Screen Time Affects Adolescent Sleep

Amy Larsen, Staff Writer

Although there are many things in life playing a role in the quality of your sleep, electronic screen time is found to be a big one. According to research from Brigham and Women’s Hospital, reading from a device such as an iPad can make it harder to fall asleep as well as affect your alertness the next day. The screen light keeps you awake for the time being, but makes it harder to sleep in the end.

Scientifically speaking, the blue light from the screen is proven to suppress melatonin levels, which is a hormone in your brain that helps you fall asleep. Naturally, your body releases melatonin when it becomes dark, around 9 p.m., and stops when it becomes light in the morning.
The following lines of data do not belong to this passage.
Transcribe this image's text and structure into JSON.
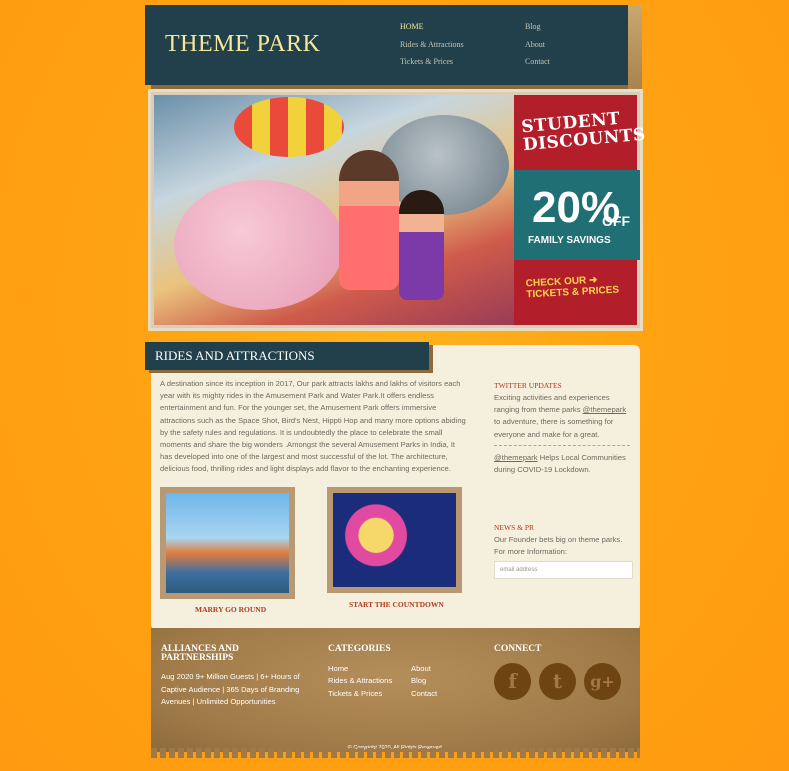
{
  "site": {
    "logo": "THEME PARK"
  },
  "nav": {
    "home": "HOME",
    "rides": "Rides & Attractions",
    "tickets": "Tickets & Prices",
    "blog": "Blog",
    "about": "About",
    "contact": "Contact"
  },
  "promo": {
    "line1": "STUDENT",
    "line2": "DISCOUNTS",
    "percent": "20%",
    "off": "OFF",
    "family": "FAMILY SAVINGS",
    "cta1": "CHECK OUR",
    "cta2": "TICKETS & PRICES"
  },
  "main": {
    "section_title": "RIDES AND ATTRACTIONS",
    "intro": "A destination since its inception in 2017, Our park attracts lakhs and lakhs of visitors each year with its mighty rides in the Amusement Park and Water Park.It offers endless entertainment and fun. For the younger set, the Amusement Park offers immersive attractions such as the Space Shot, Bird's Nest, Hippti Hop and many more options abiding by the safety rules and regulations. It is undoubtedly the place to celebrate the small moments and share the big wonders .Amongst the several Amusement Parks in India, It has developed into one of the largest and most successful of the lot. The architecture, delicious food, thrilling rides and light displays add flavor to the enchanting experience.",
    "thumbs": [
      {
        "caption": "MARRY GO ROUND"
      },
      {
        "caption": "START THE COUNTDOWN"
      }
    ]
  },
  "sidebar": {
    "twitter_title": "TWITTER UPDATES",
    "tweet1_a": "Exciting activities and experiences ranging from theme parks ",
    "tweet1_handle": "@themepark",
    "tweet1_b": " to adventure, there is something for everyone and make for a great.",
    "tweet2_handle": "@themepark",
    "tweet2_b": " Helps Local Communities during COVID-19 Lockdown.",
    "news_title": "NEWS & PR",
    "news_text": "Our Founder bets big on theme parks. For more Information:",
    "email_placeholder": "email address"
  },
  "footer": {
    "alliances_title1": "ALLIANCES AND",
    "alliances_title2": "PARTNERSHIPS",
    "alliances_text": "Aug 2020 9+ Million Guests | 6+ Hours of Captive Audience | 365 Days of Branding Avenues | Unlimited Opportunities",
    "categories_title": "CATEGORIES",
    "cat_home": "Home",
    "cat_rides": "Rides & Attractions",
    "cat_tickets": "Tickets & Prices",
    "cat_about": "About",
    "cat_blog": "Blog",
    "cat_contact": "Contact",
    "connect_title": "CONNECT",
    "social": {
      "facebook": "f",
      "twitter": "t",
      "google": "g+"
    },
    "copyright": "© Copyright 2020. All Rights Reserved."
  },
  "colors": {
    "background": "#ffa312",
    "header": "#21404b",
    "accent_text": "#f6e79a",
    "link_red": "#b33a1e",
    "card": "#f5efdd"
  }
}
Bright lights from laptops, phones, and other screens can interfere with this natural release and lower the quality of your sleep.

The majority of teens these days go on some sort of device within an hour of going to bed.

“I go on my phone every night for about 15 minutes,” sophomore Arden Creson said. “It’s sometimes distracting and keeps me up.”

Not only will it prevent you from falling asleep as quickly as your body should, but going on devices in the evening can also distract from work that needs to be done and forces students to stay up later.

“I don’t notice a significant difference in quality of sleep,” sophomore Morgan Johnson said. “But I’m sure it would help to log off earlier.”

Overall, of the many factors playing in sleep quality, screen time is a big component when it comes down to it.